Bill 229 - Ontario Budget Bill includes schedule to update Conservation Authorities Act
Breaking news: On December 6th David Crombie and six others resigned from the Greenbelt Council in response to the government refusing to withdraw Schedule 6 from Bill 229. On the weekend, the government introduced new amendments to the Bill which added a new provision stipulating that once a MZO has been issued, the local conservation authority must issue a permit – even if it believes the project violates environmental rules. On December 9th, a seventh member of the Greenbelt Council resigned. Read more here.
On November 5th the Government of Ontario introduced its new budget Bill 229 Protect, Support and Recover from COVID-19 Act (Budget Measures), Included in Schedule 6 2020. Like all budget bills, it includes changes to many different legislations. Of note for OSSGA members are changes to the Conservation Authority Act under Schedule 6 of Bill 229 which the government is implementing “to improve transparency and consistency in conservation authority operations, strengthen municipal and provincial oversight and streamline conservation authority roles in permitting and land use planning.” Also like all budget bills – the changes are not open for public consultation and have been posted on the Environment Registry of Ontario for information purposes only.
The changes most relevant to OSSGA are the government’s move to:
- Further, define the core mandate of the CAs. Once defined, they are requiring CAs and municipalities to enter into formal agreements with municipalities for the delivery of any service or program outside of its core mandate.

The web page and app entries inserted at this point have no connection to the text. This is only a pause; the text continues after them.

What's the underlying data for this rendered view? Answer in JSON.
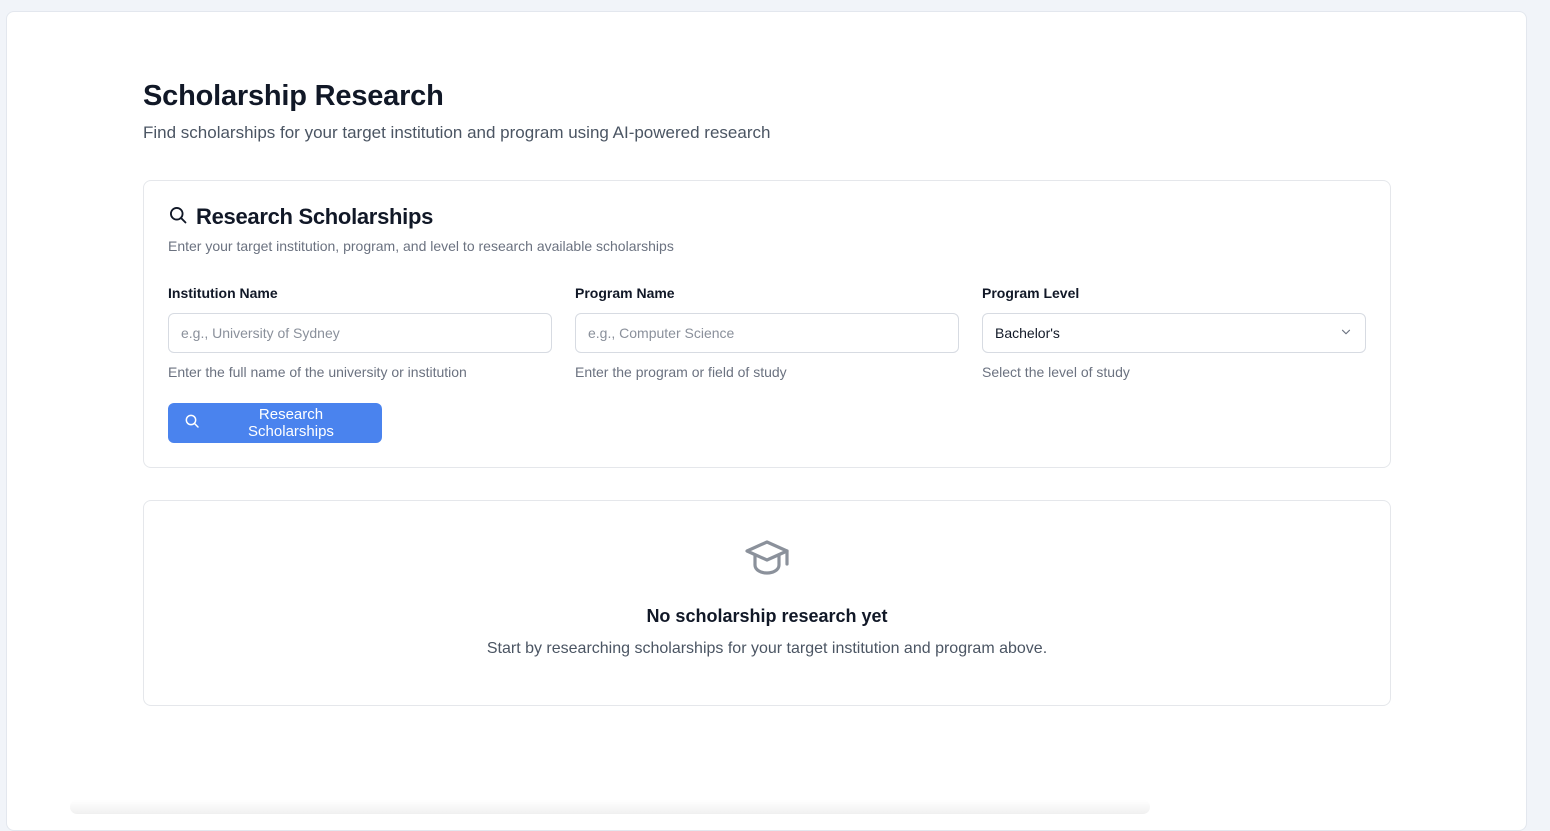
{
  "header": {
    "title": "Scholarship Research",
    "subtitle": "Find scholarships for your target institution and program using AI-powered research"
  },
  "research_card": {
    "icon": "search-icon",
    "title": "Research Scholarships",
    "description": "Enter your target institution, program, and level to research available scholarships",
    "fields": {
      "institution": {
        "label": "Institution Name",
        "value": "",
        "placeholder": "e.g., University of Sydney",
        "hint": "Enter the full name of the university or institution"
      },
      "program": {
        "label": "Program Name",
        "value": "",
        "placeholder": "e.g., Computer Science",
        "hint": "Enter the program or field of study"
      },
      "level": {
        "label": "Program Level",
        "selected": "Bachelor's",
        "hint": "Select the level of study",
        "icon": "chevron-down-icon"
      }
    },
    "submit_label": "Research Scholarships",
    "submit_icon": "search-icon"
  },
  "empty_state": {
    "icon": "graduation-cap-icon",
    "title": "No scholarship research yet",
    "text": "Start by researching scholarships for your target institution and program above."
  },
  "colors": {
    "primary": "#4a83ee",
    "background": "#f1f4f9",
    "card_border": "#e5e7eb",
    "muted_text": "#6b7280"
  }
}
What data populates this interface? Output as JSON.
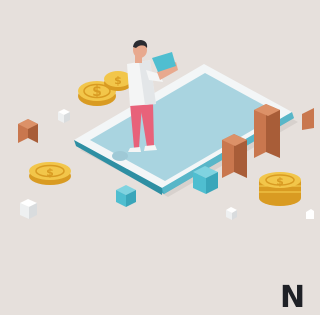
{
  "illustration": {
    "subject": "person-standing-on-smartphone",
    "icons": [
      "dollar-coin-icon",
      "coin-stack-icon",
      "bar-column-icon",
      "cube-icon"
    ]
  },
  "corner_text": "N",
  "colors": {
    "background": "#e6e0dc",
    "phone_body": "#f3f6f7",
    "phone_screen": "#a9d4e0",
    "phone_edge": "#3aa6ba",
    "coin_gold": "#f2c64a",
    "coin_shade": "#d99b22",
    "column_brown": "#c9774e",
    "cube_teal": "#4fbed0",
    "shirt": "#f4f5f5",
    "pants": "#e8627a"
  }
}
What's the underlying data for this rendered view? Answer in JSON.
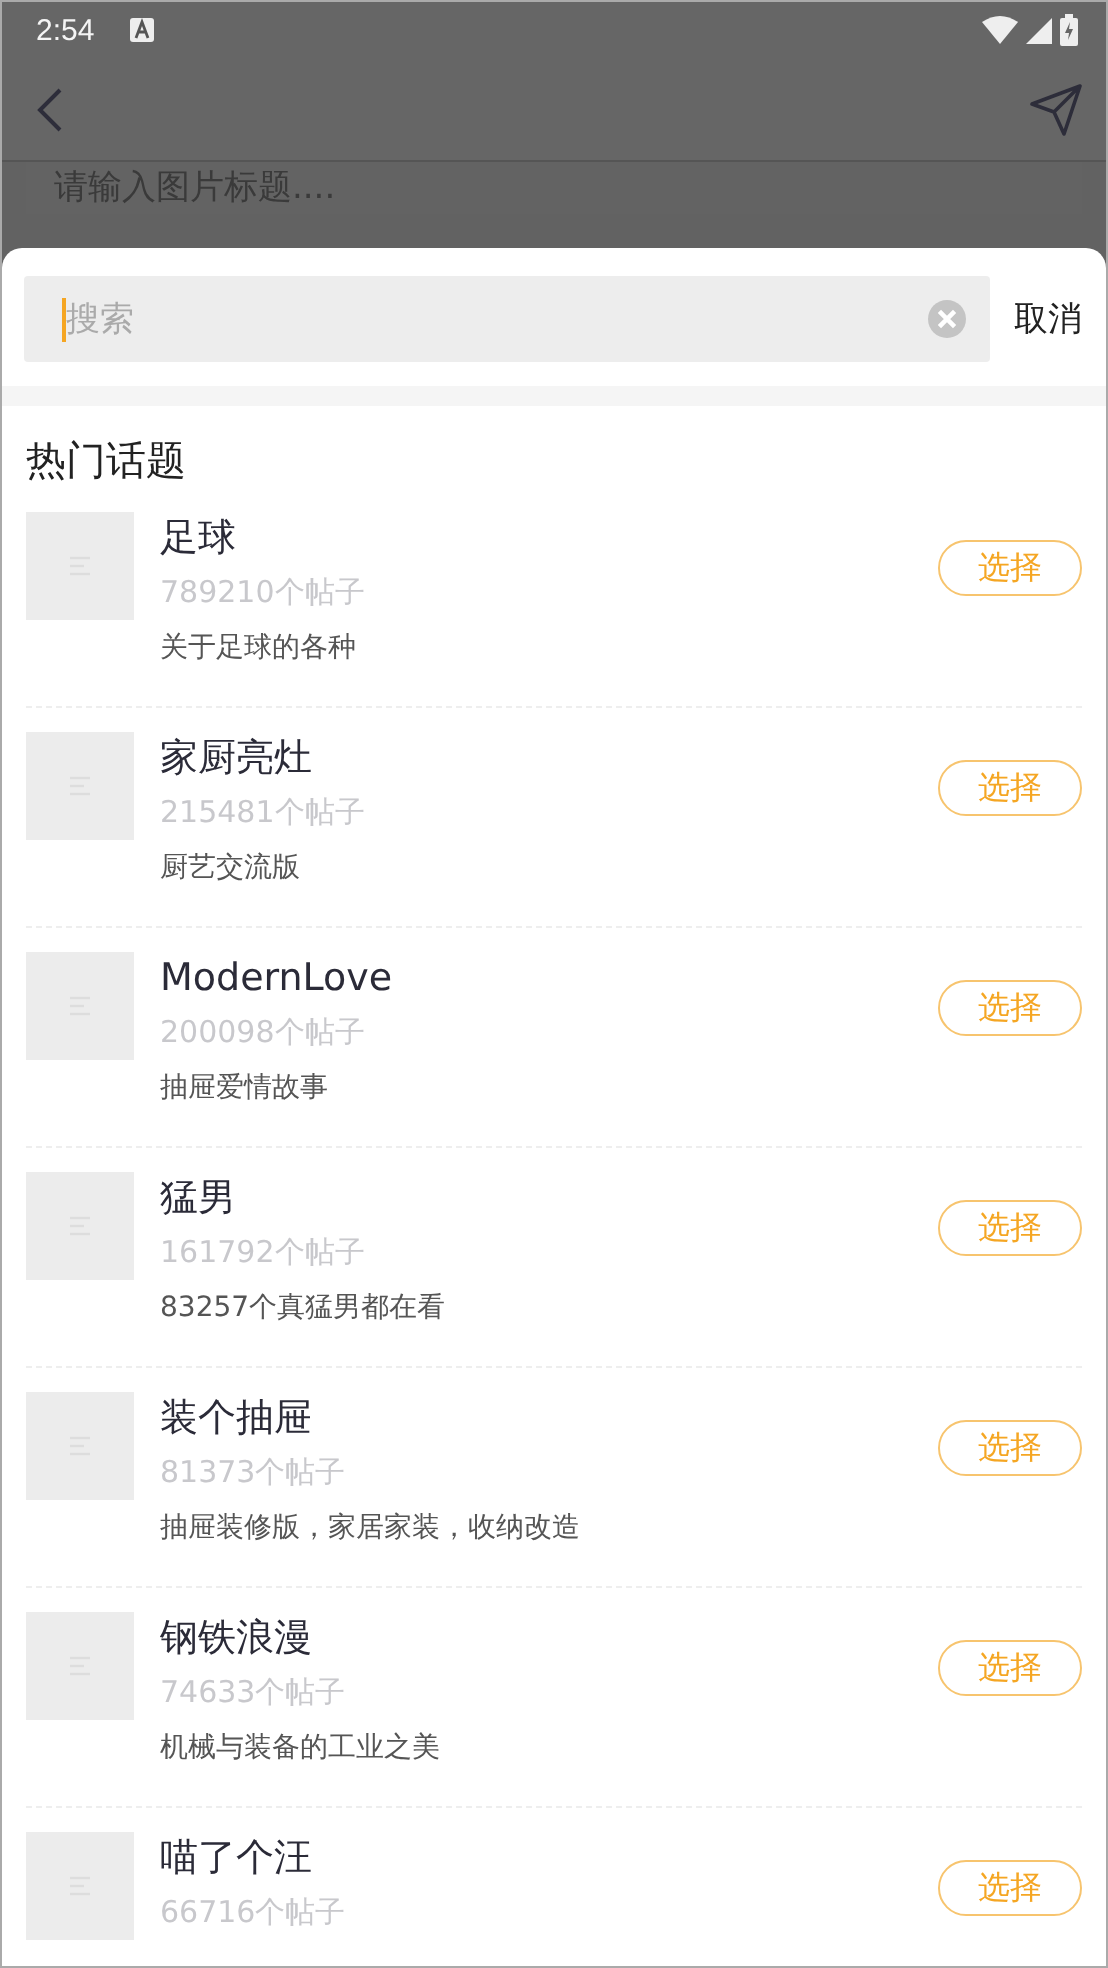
{
  "status_bar": {
    "time": "2:54"
  },
  "background": {
    "title_placeholder": "请输入图片标题...."
  },
  "search": {
    "placeholder": "搜索",
    "cancel": "取消"
  },
  "section_title": "热门话题",
  "topics": [
    {
      "name": "足球",
      "posts": "789210个帖子",
      "description": "关于足球的各种",
      "action": "选择"
    },
    {
      "name": "家厨亮灶",
      "posts": "215481个帖子",
      "description": "厨艺交流版",
      "action": "选择"
    },
    {
      "name": "ModernLove",
      "posts": "200098个帖子",
      "description": "抽屉爱情故事",
      "action": "选择"
    },
    {
      "name": "猛男",
      "posts": "161792个帖子",
      "description": "83257个真猛男都在看",
      "action": "选择"
    },
    {
      "name": "装个抽屉",
      "posts": "81373个帖子",
      "description": "抽屉装修版，家居家装，收纳改造",
      "action": "选择"
    },
    {
      "name": "钢铁浪漫",
      "posts": "74633个帖子",
      "description": "机械与装备的工业之美",
      "action": "选择"
    },
    {
      "name": "喵了个汪",
      "posts": "66716个帖子",
      "action": "选择"
    }
  ]
}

- Introduce changes to permitting and land use review including giving MNRF the power to take over and decide an application, significant appeal rights and the removal of some stop-work powers.
The government has announced that it will be pursuing further regulatory changes to the Conservation Act – and that those changes will be brought forward for public consultation in the near future.
Bill 229 has now made its way through committee hearings but with a great deal of controversy! Conservation Ontario has launched a campaign to have Schedule 6 removed from the Bill, you can read their release here.
The Association of Municipalities of Ontario's does not support the changes mainly because of governance issues -- view their submission here.
Gowlings has presented a good summary of the changes here.
In advance of the AMO conference in August 2019, Environment Minister Jeff Yurek wrote to Conservation Authorities around the province asking them to “review and consider your own conservation authority's activities and begin preparations and planning to wind down those activities that fall outside the scope of your core mandate.” OSSGA was supportive of this request as it fully coincides with the position we took in our Red Tape submission last Fall.
OSSGA's submission on modernizing CA Operations included recommendations to:
Clarify roles and reduce duplication of effort in review of aggregate applications
To reduce overlap and duplication of effort, we recommend that municipal program and service agreements clarify the CA role in the review of aggregate applications under The Planning Act and the Aggregate Resources Act and restrict CA comments to matters covered under Section 3.1 of the Provincial Policy Statement (PPS 2014). Municipal agreements or memorandums should also recognize the Section 28(11) exemption for activities approved under the ARA.
Aggregate application review fees
OSSGA believes that fees related to the review of aggregate licence applications by Conservation Authorities are an issue that needs to be addressed in the review. There is currently a vast range of fees that different Conservation Authorities charge for the review of aggregate applications.
MNRF Seeks Feedback on Improving Conservation Authorities
Ontario is proposing to introduce amendments to the Conservation Authorities Act to clearly define the core programs and services provided by Conservation Authorities (CAs) and increase transparency in how CAs levy municipalities for mandatory and non-mandatory programs and services. A regulation further defining the ability of a CA to regulate prohibited development and other activities for impacts to the control of flooding and other natural hazards is also being proposed.
The Ministry is proposing to: update definitions for key regulatory terms to better align with provincial policy, exempt low-risk development activities from requiring a permit, reduce regulatory restrictions between 30m and 120m of a wetland where hydrological connection has been severed, require CAs to develop, consult on, make publicly available and periodically review internal policies that guide permitting decisions, require CAs to notify the public of changes to mapped regulated areas, and require CAs to establish, monitor and report on service delivery standards.
The consultation period closes May 20, 2019. For more information visit ERO 013-4992 and ER0 013-5018. OSSGA will be preparing a submission, if you have any comments, please send them to Ashlee Zelek at email@example.com.